The Continuing Crisis

Police in San Jose, California, failed to locate the person they believe responsible for at least 59 tire slashings last fall. They believe a door-to-door canvasser enlisting supporters for a state referendum advocating insurance rate rollbacks slashed the tires of people who wouldn't contribute money to the campaign.

The University of Washington chapter of Theta Xi fraternity was expelled from campus and suspended by the national office in January for hazing. Police found pledges with white grease and peanut butter on their bodies wearing only underwear in the proximity of stolen sheep that were, according to police, "overheated and agitated."

In a standardized math test last year, U.S. 13-year-olds finished last among six countries (the others were Spain, England, Ireland, Canada, and South Korea) but scored highest (68 percent) in a survey of how many agreed with the statement, "I am good at mathematics."

Officials at San Quentin prison announced in January that they were considering changing the traditional hour of execution, 10 AM (in effect for 97 years), so as not to contribute to morning-rush-hour traffic jams by visitors.

In Glenwood, Iowa, 39-year-old Marsha Clay Dorsch filed for divorce in January from 17-year-old Eric Dorsch after two years' marriage because he was "causing too much trouble around here. He was getting to be a pest."

The Young Communist League of the Soviet Union, reported to have lost ten million members since perestroika began, started in January to sell condoms (which are scarce in the USSR) at rallies in the Ukraine as a means of increasing attendance.

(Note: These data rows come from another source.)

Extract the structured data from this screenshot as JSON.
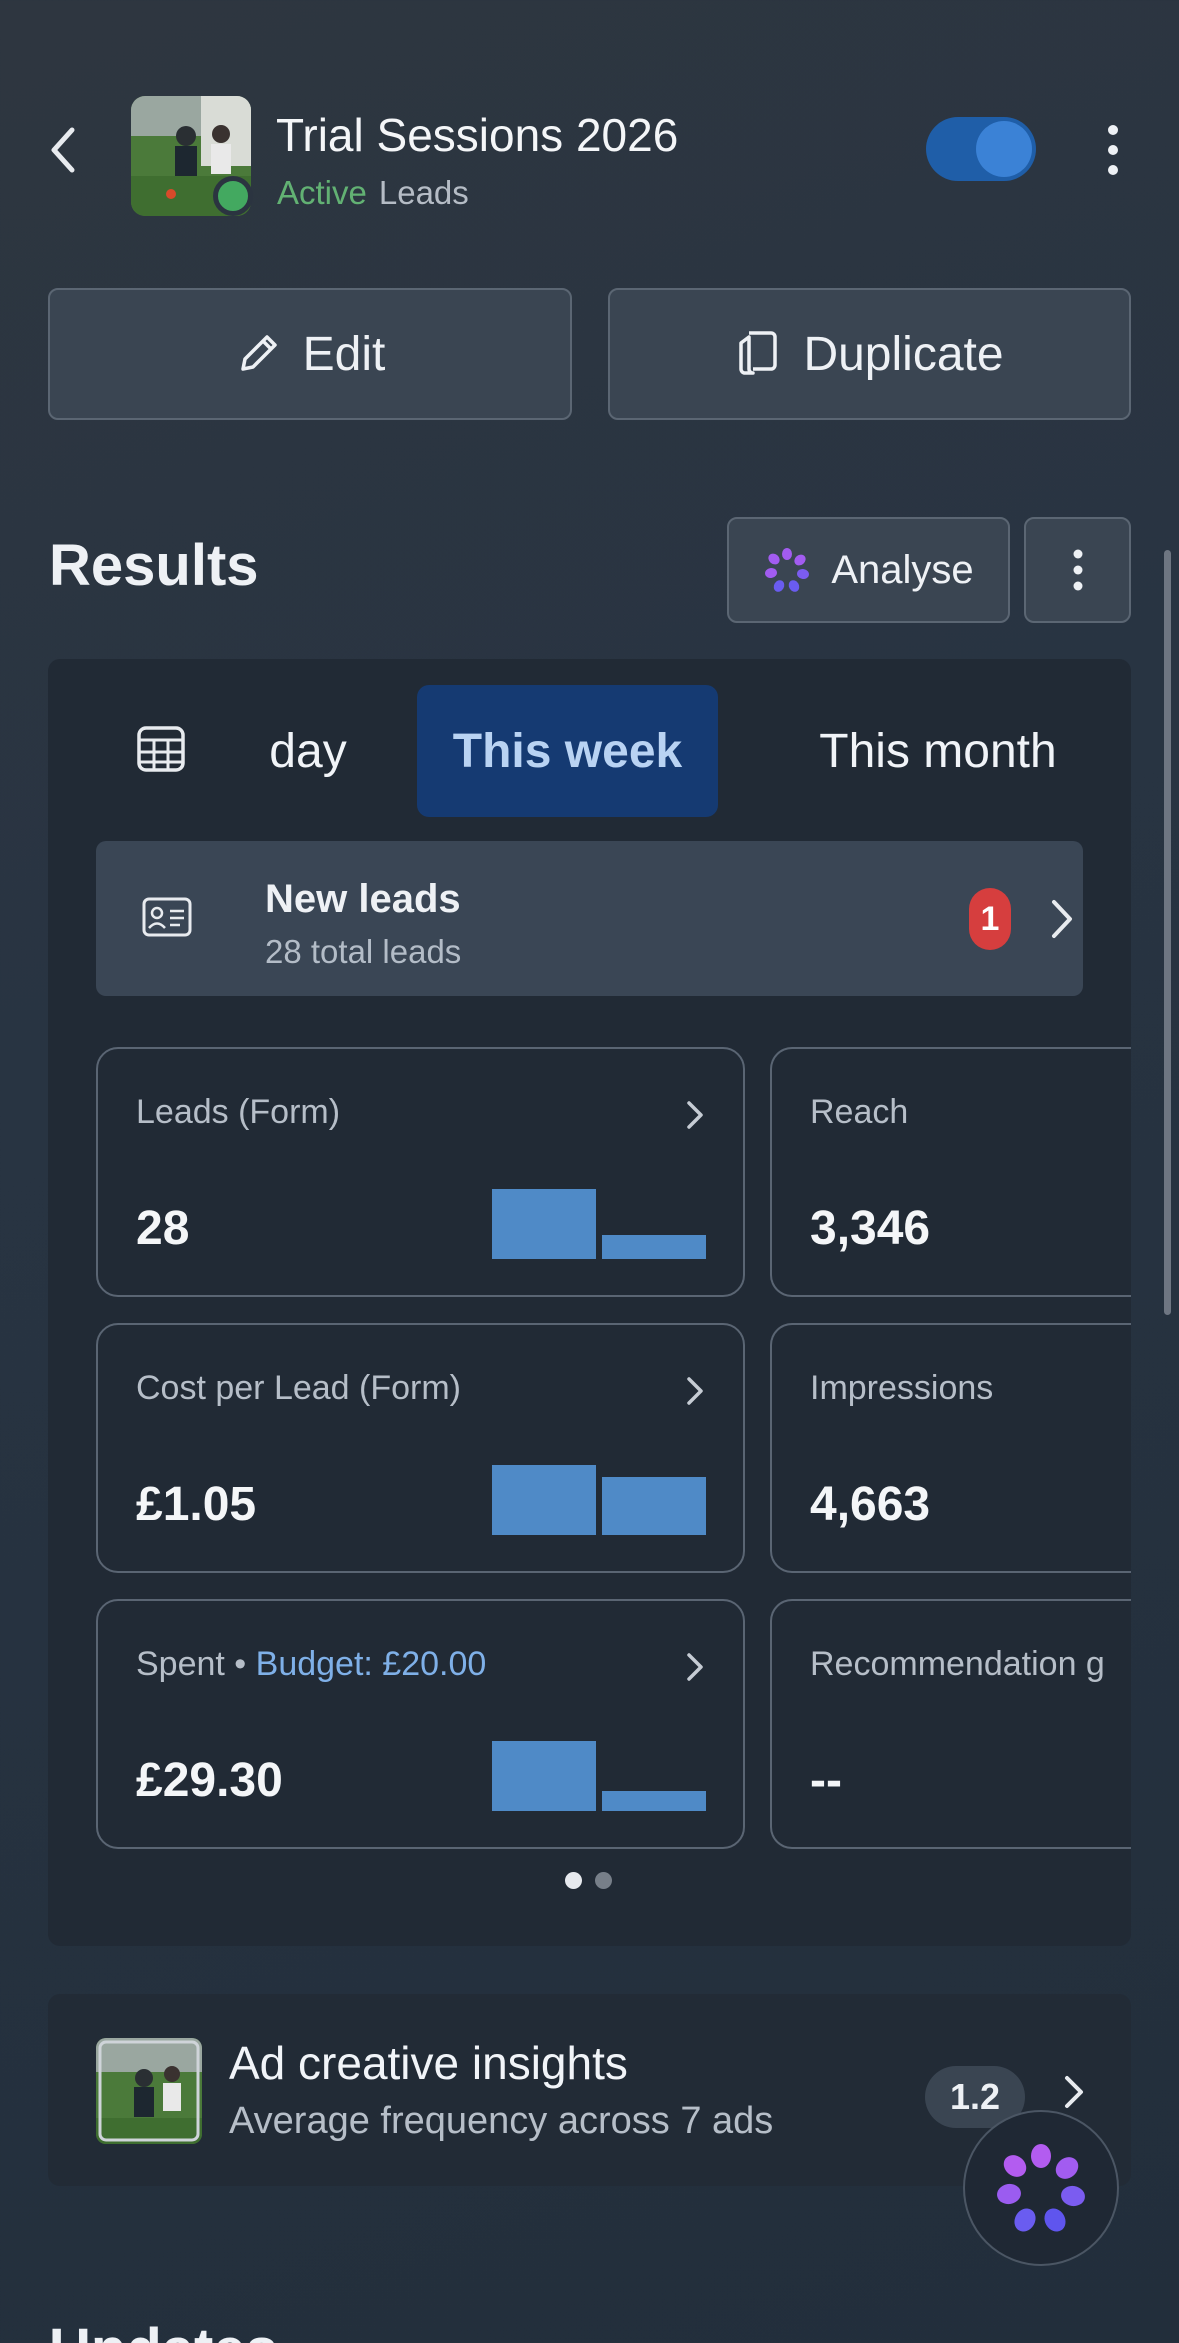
{
  "header": {
    "title": "Trial Sessions 2026",
    "status": "Active",
    "objective": "Leads",
    "toggle_on": true
  },
  "actions": {
    "edit_label": "Edit",
    "duplicate_label": "Duplicate"
  },
  "results": {
    "title": "Results",
    "analyse_label": "Analyse",
    "tabs": [
      {
        "label": "day",
        "active": false
      },
      {
        "label": "This week",
        "active": true
      },
      {
        "label": "This month",
        "active": false
      }
    ],
    "new_leads": {
      "title": "New leads",
      "subtitle": "28 total leads",
      "badge": "1"
    },
    "cards": [
      {
        "label": "Leads (Form)",
        "value": "28"
      },
      {
        "label": "Reach",
        "value": "3,346"
      },
      {
        "label": "Cost per Lead (Form)",
        "value": "£1.05"
      },
      {
        "label": "Impressions",
        "value": "4,663"
      },
      {
        "label": "Spent",
        "budget": "Budget: £20.00",
        "value": "£29.30"
      },
      {
        "label": "Recommendation g",
        "value": "--"
      }
    ],
    "page_dots": 2,
    "current_page": 1
  },
  "insights": {
    "title": "Ad creative insights",
    "subtitle": "Average frequency across 7 ads",
    "badge": "1.2"
  },
  "next_section_peek": "Updates",
  "colors": {
    "accent": "#3b82d6",
    "active_green": "#62b173",
    "badge_red": "#d63e3e",
    "bar_blue": "#4f8ac7",
    "link_blue": "#7fb0e8"
  }
}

Jennifer Connor, 18, a New York woman with a high hairdo, was diagnosed in November with hearing loss and a serious ear infection. Her physician said her ears were clogged with hair spray.

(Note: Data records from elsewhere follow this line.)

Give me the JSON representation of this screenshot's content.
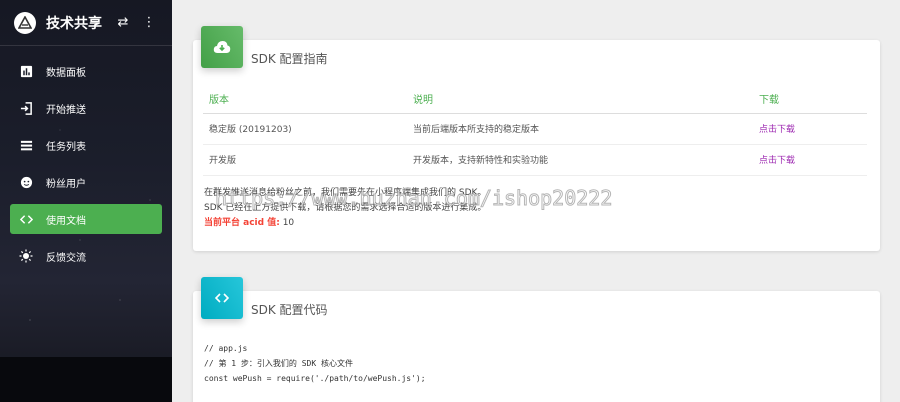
{
  "brand": {
    "title": "技术共享",
    "swap_icon": "⇄",
    "more_icon": "⋮"
  },
  "nav": [
    {
      "label": "数据面板",
      "icon": "bar-chart-icon"
    },
    {
      "label": "开始推送",
      "icon": "login-icon"
    },
    {
      "label": "任务列表",
      "icon": "list-icon"
    },
    {
      "label": "粉丝用户",
      "icon": "face-icon"
    },
    {
      "label": "使用文档",
      "icon": "code-icon",
      "active": true
    },
    {
      "label": "反馈交流",
      "icon": "sun-icon"
    }
  ],
  "guide": {
    "title": "SDK 配置指南",
    "headers": [
      "版本",
      "说明",
      "下载"
    ],
    "rows": [
      {
        "version": "稳定版 (20191203)",
        "desc": "当前后端版本所支持的稳定版本",
        "link": "点击下载"
      },
      {
        "version": "开发版",
        "desc": "开发版本，支持新特性和实验功能",
        "link": "点击下载"
      }
    ],
    "note1": "在群发推送消息给粉丝之前，我们需要先在小程序端集成我们的 SDK。",
    "note2": "SDK 已经在上方提供下载，请根据您的需求选择合适的版本进行集成。",
    "acid_label": "当前平台 acid 值:",
    "acid_value": "10"
  },
  "code": {
    "title": "SDK 配置代码",
    "lines": [
      "// app.js",
      "// 第 1 步：引入我们的 SDK 核心文件",
      "const wePush = require('./path/to/wePush.js');"
    ]
  },
  "watermark": "https://www.huzhan.com/ishop20222",
  "colors": {
    "accent": "#4caf50",
    "link": "#9c27b0",
    "red": "#f44336",
    "cyan": "#00bcd4"
  }
}
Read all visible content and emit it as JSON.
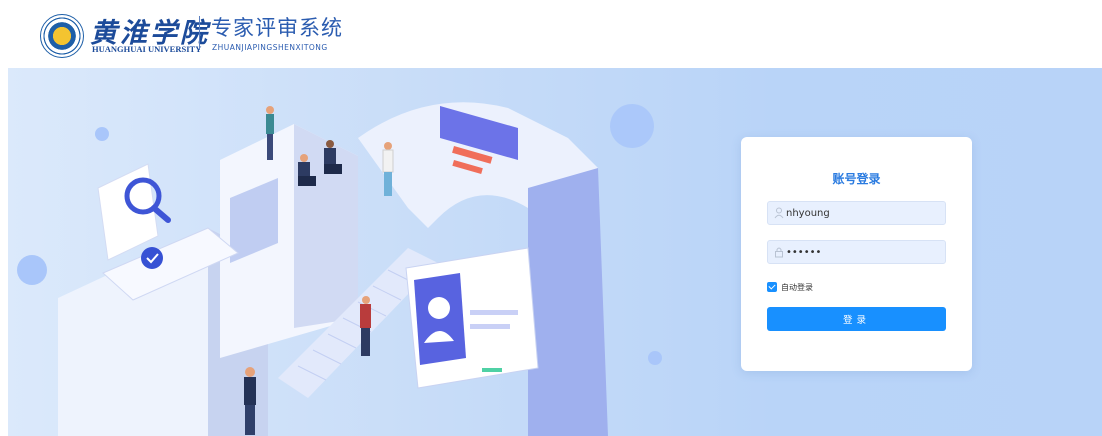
{
  "header": {
    "logo_cn": "黄淮学院",
    "logo_en": "HUANGHUAI UNIVERSITY",
    "system_title": "专家评审系统",
    "system_subtitle": "ZHUANJIAPINGSHENXITONG"
  },
  "login": {
    "title": "账号登录",
    "username_value": "nhyoung",
    "password_value": "123456",
    "remember_label": "自动登录",
    "remember_checked": true,
    "submit_label": "登录"
  },
  "icons": {
    "logo": "university-emblem-icon",
    "username": "user-icon",
    "password": "lock-icon",
    "remember": "checkbox-checked-icon"
  },
  "colors": {
    "brand_blue": "#1c4b9a",
    "primary_button": "#1890ff",
    "title_blue": "#2a7be0",
    "input_bg": "#e8f0fe",
    "banner_bg": "#c7dcf8"
  }
}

Foul-weather deaths of animals in the San Diego Zoo are down in 1990 from a high of 35 last year. The leading cause of death for both years was sexual accidents.

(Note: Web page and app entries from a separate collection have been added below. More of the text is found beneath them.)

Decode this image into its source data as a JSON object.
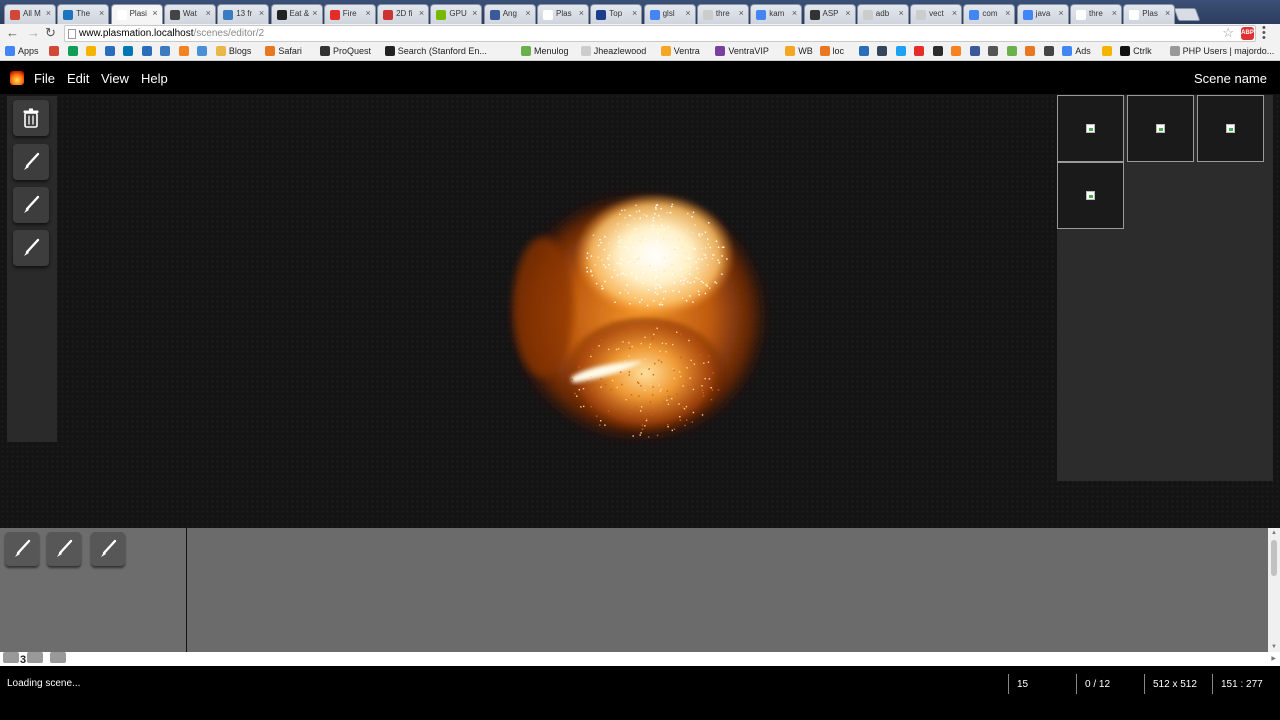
{
  "browser": {
    "tabs": [
      {
        "title": "All M",
        "color": "#d14836"
      },
      {
        "title": "The",
        "color": "#1e73be"
      },
      {
        "title": "Plasi",
        "color": "#ffffff",
        "active": true
      },
      {
        "title": "Wat",
        "color": "#444444"
      },
      {
        "title": "13 fr",
        "color": "#3b7bbf"
      },
      {
        "title": "Eat &",
        "color": "#222222"
      },
      {
        "title": "Fire",
        "color": "#e52d27"
      },
      {
        "title": "2D fi",
        "color": "#cc3333"
      },
      {
        "title": "GPU",
        "color": "#76b900"
      },
      {
        "title": "Ang",
        "color": "#3b5998"
      },
      {
        "title": "Plas",
        "color": "#ffffff"
      },
      {
        "title": "Top",
        "color": "#1d3c8c"
      },
      {
        "title": "glsl",
        "color": "#4285f4"
      },
      {
        "title": "thre",
        "color": "#cccccc"
      },
      {
        "title": "kam",
        "color": "#4285f4"
      },
      {
        "title": "ASP",
        "color": "#333333"
      },
      {
        "title": "adb",
        "color": "#cccccc"
      },
      {
        "title": "vect",
        "color": "#cccccc"
      },
      {
        "title": "com",
        "color": "#4285f4"
      },
      {
        "title": "java",
        "color": "#4285f4"
      },
      {
        "title": "thre",
        "color": "#ffffff"
      },
      {
        "title": "Plas",
        "color": "#ffffff"
      }
    ],
    "url_host": "www.plasmation.localhost",
    "url_path": "/scenes/editor/2",
    "bookmarks": [
      {
        "label": "Apps",
        "color": "#4285f4"
      },
      {
        "label": "",
        "color": "#d14836"
      },
      {
        "label": "",
        "color": "#0f9d58"
      },
      {
        "label": "",
        "color": "#f4b400"
      },
      {
        "label": "",
        "color": "#2a6ebb"
      },
      {
        "label": "",
        "color": "#0077b5"
      },
      {
        "label": "",
        "color": "#2a6ebb"
      },
      {
        "label": "",
        "color": "#3b7bbf"
      },
      {
        "label": "",
        "color": "#f58220"
      },
      {
        "label": "",
        "color": "#4a90d9"
      },
      {
        "label": "Blogs",
        "color": "#e8b84a"
      },
      {
        "label": "Safari",
        "color": "#e87722"
      },
      {
        "label": "ProQuest",
        "color": "#333333"
      },
      {
        "label": "Search (Stanford En...",
        "color": "#222222"
      },
      {
        "label": "Menulog",
        "color": "#6ab04c"
      },
      {
        "label": "Jheazlewood",
        "color": "#cccccc"
      },
      {
        "label": "Ventra",
        "color": "#f5a623"
      },
      {
        "label": "VentraVIP",
        "color": "#7b3f9e"
      },
      {
        "label": "WB",
        "color": "#f5a623"
      },
      {
        "label": "loc",
        "color": "#e87722"
      },
      {
        "label": "",
        "color": "#2a6ebb"
      },
      {
        "label": "",
        "color": "#35465c"
      },
      {
        "label": "",
        "color": "#1da1f2"
      },
      {
        "label": "",
        "color": "#e52d27"
      },
      {
        "label": "",
        "color": "#2b2b2b"
      },
      {
        "label": "",
        "color": "#f58220"
      },
      {
        "label": "",
        "color": "#3b5998"
      },
      {
        "label": "",
        "color": "#555555"
      },
      {
        "label": "",
        "color": "#6ab04c"
      },
      {
        "label": "",
        "color": "#e87722"
      },
      {
        "label": "",
        "color": "#444444"
      },
      {
        "label": "Ads",
        "color": "#4285f4"
      },
      {
        "label": "",
        "color": "#f4b400"
      },
      {
        "label": "Ctrlk",
        "color": "#111111"
      },
      {
        "label": "PHP Users | majordo...",
        "color": "#999999"
      }
    ]
  },
  "app": {
    "menu": [
      "File",
      "Edit",
      "View",
      "Help"
    ],
    "scene_name": "Scene name",
    "tools": [
      "delete-tool",
      "brush-tool",
      "brush-tool",
      "brush-tool"
    ],
    "thumbnails": 4,
    "timeline_tools": 3,
    "frame_number": "3",
    "status": "Loading scene...",
    "stats": [
      "15",
      "0 / 12",
      "512 x 512",
      "151 : 277"
    ],
    "colors": {
      "menubar": "#000000",
      "workspace": "#141414",
      "panel": "#2a2a2a",
      "timeline": "#6b6b6b",
      "fire_core": "#fff7e0",
      "fire_mid": "#ff9b2a",
      "fire_outer": "#a33a06"
    }
  }
}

Police called this year's five-day Carnival in Rio de Janeiro in February the most peaceful in ten years. There were 72 homicides and 92 other deaths.

According to Olga Lipovskaya, a feminist editor in Leningrad, who has had two children and seven abortions (both figures half the national average), the most popular contraceptive methods in the Soviet Union are douching with lemon juice after sex and jumping off a refrigerator if a period is three days late.

The U.S. Census Bureau office in Pembroke Pines, Florida, received a call this year from a woman uncertain whether to list as a third resident of her house the woman who had run off with her husband and later came back with him, and who was now living in the couple's house.

Joel Brand, a candidate this year for the school board in Saint Louis Park, Minnesota, was arrested in May and charged with assault. Brand, a member of "Minnesotans for Improved Juvenile Justice" and a behavior specialist for the public school system, was accused of slugging his 18-year-old foster son (who was asleep on a couch) for having consumed alcohol.

A 24-year-old woman in Langeboom, the Netherlands, was hospitalized in May after doctors discovered that she had been living for four years wrapped in a plastic sheet and eating only canned food, having taken those "precautions" as a result of the Chernobyl nuclear-plant accident in 1986. She had not left her sofa except to use the bathroom and had not bathed in four years.

In May, six homeless men broke up a social activists' rally (those present included members of the Colorado Coalition for the Homeless) in a Denver park, with one man telling the gathering to "get out of our park" and "go sit on your portable lounges and watch your big-screen televisions." The 40 activists left after a short verbal skirmish.

Art accompanying story in printed newspaper (not available in this archive): illustration/Shawn Belschwender.

Add a comment